Structure and creativity
By Dallas Elvery
Back in 2018, before Covid, when we used to go out to things, I decided to enrol in some University of the Third Age courses (U3A). One of the courses was a writing group. It was a lively group with a well-loved tutor who encouraged us to explore widely.
Then came Covid and we moved to online meetings. Some of the class dropped out as they didn’t like the Zoom experience. The tutor also indicated he did not want to continue, which caused some disruption, but some of us decided to look for a way to go on.
One member of our group is keen to become a published writer. She has read widely on what is good writing, has attended seminars, and researched writers and their approach to writing. She offered to share her new learnings with us all, and so to informally act as our facilitator. We have been sharing her journey with her. The process is working very well, and a year and a half later the remnant group is going strong.
We are an eclectic bunch, from a wide variety of backgrounds. One third of the group are under seventy while another third are over eighty. None of the group had any writing experience before we joined the U3A course. Four members of the group grew up in families that did not speak English at home when they were young.
We have learnt much about writing well. We have done writing exercises, read our work to each other, and given feedback to each other. There has been a gradual enrichment of the writing as we each trialled the things we were learning. Most people have written memoir type pieces, stories from their own lives, and of those close to them.
Earlier this year the facilitator led us on an exercise to write a fictional short story. She led us through a process that she had read about and wanted to try. The process was quite structured. It played out over a number of weeks, with a number of writing exercises that built up. Also, we looked at theory about the form a short story takes. After five weeks of these exercises and theory, we were given two weeks to complete the story.
Sounds all a bit straight-laced doesn’t it? A bit ‘booky’, a bit dry and theoretical. However, at the end of that time, each member of the group had written a story, each with the central character that they had briefly sketched in that first week.
A remarkable array of characters and story plots emerged. There was a sense of excitement experienced by each member. They were good stories with rich language and well resolved and interesting plots. The characters emerged as the process continued, people discovering new things about their characters as they went along.
The stories that resulted were so very individual, expressions of the creativity and imagination of each of the group members. Yet we had each gone through the same process to create the stories, at the same time, and had been sharing our work with the group as we went along.
The process our facilitator had led us through acted as an underlying structure that promoted creativity and imagination. It was a structure that did not inhibit our imaginative journey, but rather acted as a springboard for a creative process.
I relate this story to enable reflection on that conundrum. Little creative work of value can be achieved without some form of enabling structure. To illustrate this idea, think of music composing. Infinite creative variety, all underpinned by a method of writing music that is quite ancient, one that is dutifully followed. Yet, this structure enables composers to create such a rich variety of music.

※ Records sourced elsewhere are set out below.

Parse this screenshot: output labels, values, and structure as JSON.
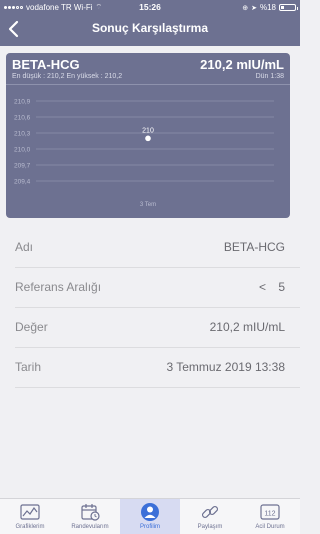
{
  "status_bar": {
    "carrier": "vodafone TR Wi-Fi",
    "time": "15:26",
    "battery": "%18"
  },
  "nav": {
    "title": "Sonuç Karşılaştırma"
  },
  "card": {
    "test_name": "BETA-HCG",
    "value": "210,2 mIU/mL",
    "range_text": "En düşük : 210,2 En yüksek : 210,2",
    "date_label": "Dün 1:38"
  },
  "chart_data": {
    "type": "scatter",
    "y_ticks": [
      "210,9",
      "210,6",
      "210,3",
      "210,0",
      "209,7",
      "209,4"
    ],
    "x_labels": [
      "3 Tem"
    ],
    "points": [
      {
        "x": "3 Tem",
        "y": 210.2,
        "label": "210"
      }
    ],
    "ylim": [
      209.4,
      210.9
    ],
    "grid": true,
    "colors": {
      "background": "#6d7191",
      "grid": "#8e92ad",
      "point": "#ffffff"
    }
  },
  "details": {
    "name_label": "Adı",
    "name_value": "BETA-HCG",
    "ref_label": "Referans Aralığı",
    "ref_operator": "<",
    "ref_value": "5",
    "value_label": "Değer",
    "value_value": "210,2 mIU/mL",
    "date_label": "Tarih",
    "date_value": "3 Temmuz 2019 13:38"
  },
  "tabs": [
    {
      "label": "Grafiklerim",
      "icon": "chart-icon"
    },
    {
      "label": "Randevularım",
      "icon": "calendar-icon"
    },
    {
      "label": "Profilim",
      "icon": "profile-icon",
      "active": true
    },
    {
      "label": "Paylaşım",
      "icon": "link-icon"
    },
    {
      "label": "Acil Durum",
      "icon": "emergency-112-icon",
      "icon_text": "112"
    }
  ],
  "colors": {
    "header": "#6d7191",
    "active_tab_bg": "#d7dbf2",
    "active_tab_text": "#3b6fd8"
  }
}
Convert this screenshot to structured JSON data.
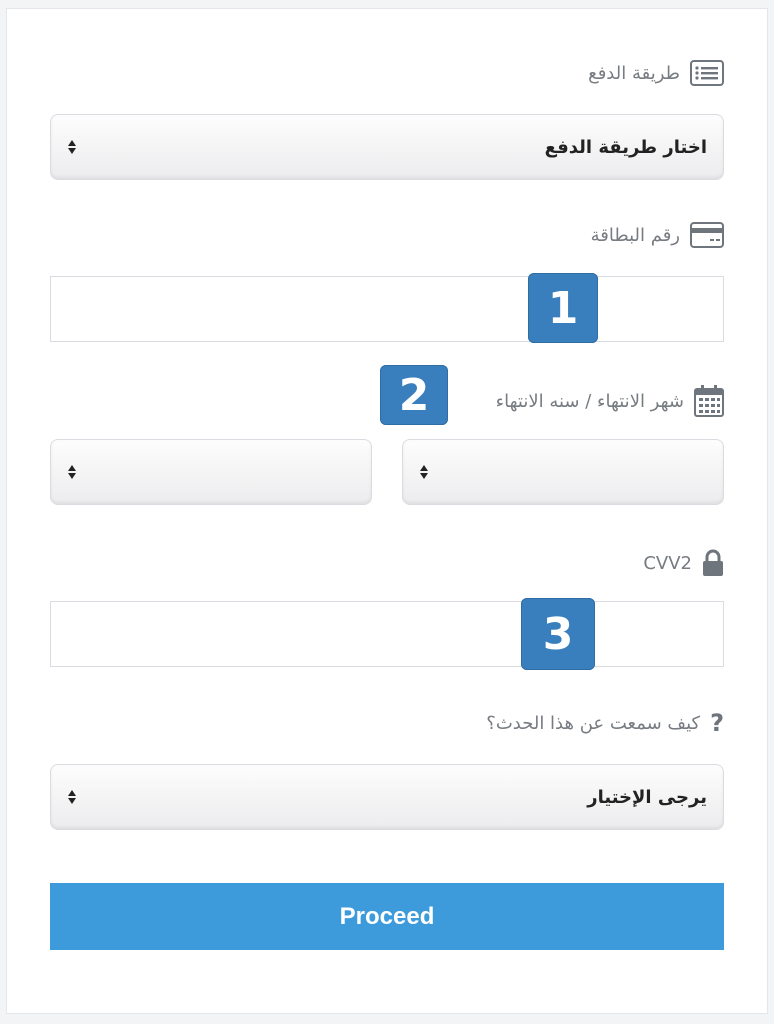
{
  "form": {
    "payment_method": {
      "label": "طريقة الدفع",
      "icon": "list-icon",
      "selected": "اختار طريقة الدفع"
    },
    "card_number": {
      "label": "رقم البطاقة",
      "icon": "credit-card-icon",
      "value": ""
    },
    "expiry": {
      "label": "شهر الانتهاء / سنه الانتهاء",
      "icon": "calendar-icon",
      "month_value": "",
      "year_value": ""
    },
    "cvv": {
      "label": "CVV2",
      "icon": "lock-icon",
      "value": ""
    },
    "how_heard": {
      "label": "كيف سمعت عن هذا الحدث؟",
      "icon": "question-icon",
      "selected": "يرجى الإختيار"
    },
    "proceed_label": "Proceed"
  },
  "badges": [
    "1",
    "2",
    "3"
  ],
  "colors": {
    "accent": "#3d9bdb",
    "badge": "#3a7fbd",
    "label_text": "#777c82"
  }
}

Surely exploring meaning and issues of life is a creative process, one that requires imagination and exploration of visual art, poetic and dramatic sources, as well as reason and philosophy.
A question to consider: what sorts of structures and processes can best underpin our explorations of meaning and issues of life?
Disclaimer: views represented in SOFiA articles are entirely the view of the respective authors and in no way represent an official SOFiA position. They are intended to stimulate thought, rather than present a final word on any topic.